Schongauer was the first great German artist to make engravings, and the earliest engraver with a known identity. He was born in Colmar, where his father, a goldsmith from Augsburg, had settled in 1445. In 1465 he is recorded as a student in Leipzig University, which suggests that he was born between 1445 and 1450.
He established his workshop in Colmar in 1471, and two years later completed his only dated painting, The Virgin of the Rose Bower (Musée d'Unterlinden, Colmar). A number of his panel paintings survive, as do some wall paintings in the church at Breisach, on the east bank of the Rhine some twenty kilometres from Colmar, where he became a citizen in 1489.
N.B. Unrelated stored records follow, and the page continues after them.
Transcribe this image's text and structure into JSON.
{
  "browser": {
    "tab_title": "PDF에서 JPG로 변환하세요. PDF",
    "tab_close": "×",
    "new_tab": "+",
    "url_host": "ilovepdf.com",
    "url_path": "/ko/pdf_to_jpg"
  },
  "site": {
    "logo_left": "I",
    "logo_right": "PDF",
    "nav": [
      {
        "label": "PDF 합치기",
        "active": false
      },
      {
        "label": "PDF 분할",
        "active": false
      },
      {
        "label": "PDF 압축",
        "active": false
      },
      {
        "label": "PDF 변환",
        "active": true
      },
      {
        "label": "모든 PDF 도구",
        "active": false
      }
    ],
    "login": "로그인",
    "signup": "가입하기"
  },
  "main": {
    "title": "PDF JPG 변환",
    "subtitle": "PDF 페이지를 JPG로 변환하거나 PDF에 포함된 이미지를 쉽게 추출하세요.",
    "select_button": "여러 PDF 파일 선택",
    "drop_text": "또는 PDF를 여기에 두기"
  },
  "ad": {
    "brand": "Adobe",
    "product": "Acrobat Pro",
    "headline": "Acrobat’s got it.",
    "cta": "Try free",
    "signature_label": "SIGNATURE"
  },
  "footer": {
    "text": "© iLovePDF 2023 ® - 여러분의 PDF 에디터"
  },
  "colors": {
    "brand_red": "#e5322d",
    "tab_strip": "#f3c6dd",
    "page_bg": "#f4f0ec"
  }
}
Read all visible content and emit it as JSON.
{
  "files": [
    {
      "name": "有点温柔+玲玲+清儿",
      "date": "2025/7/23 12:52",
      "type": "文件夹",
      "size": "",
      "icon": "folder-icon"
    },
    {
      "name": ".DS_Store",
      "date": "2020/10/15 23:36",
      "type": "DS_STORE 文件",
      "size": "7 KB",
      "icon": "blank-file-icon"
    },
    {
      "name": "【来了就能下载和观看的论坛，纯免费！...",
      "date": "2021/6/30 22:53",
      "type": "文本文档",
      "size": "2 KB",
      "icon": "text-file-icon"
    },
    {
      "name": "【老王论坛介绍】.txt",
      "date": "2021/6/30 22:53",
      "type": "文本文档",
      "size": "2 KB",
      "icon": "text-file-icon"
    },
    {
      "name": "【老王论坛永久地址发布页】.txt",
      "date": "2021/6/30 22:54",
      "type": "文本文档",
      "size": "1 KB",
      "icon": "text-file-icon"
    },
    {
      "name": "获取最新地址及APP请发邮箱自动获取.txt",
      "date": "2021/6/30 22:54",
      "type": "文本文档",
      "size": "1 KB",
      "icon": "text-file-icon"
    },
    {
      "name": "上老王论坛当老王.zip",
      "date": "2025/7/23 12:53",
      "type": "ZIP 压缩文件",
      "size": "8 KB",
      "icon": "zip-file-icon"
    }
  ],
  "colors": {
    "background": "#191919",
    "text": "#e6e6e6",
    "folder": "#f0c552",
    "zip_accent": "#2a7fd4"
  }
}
Schongauer's paintings combine the late Gothic themes of Rhineland religious art with the new illusionism of Netherlandish oil painting. His great achievement was to introduce those qualities to engraving, while preserving the technical mastery of metalworking that he had acquired from his father. Many of his one hundred and sixteen signed (but undated) engravings survive in fifty or sixty impressions, indicating that they were carefully preserved by their owners. When the young Albrecht Dürer reached Colmar in 1492, he found that the master was already dead. Nonetheless, by basing his engraving style on the model exemplified in Schongauer's prints, Dürer became the greatest engraver of all time.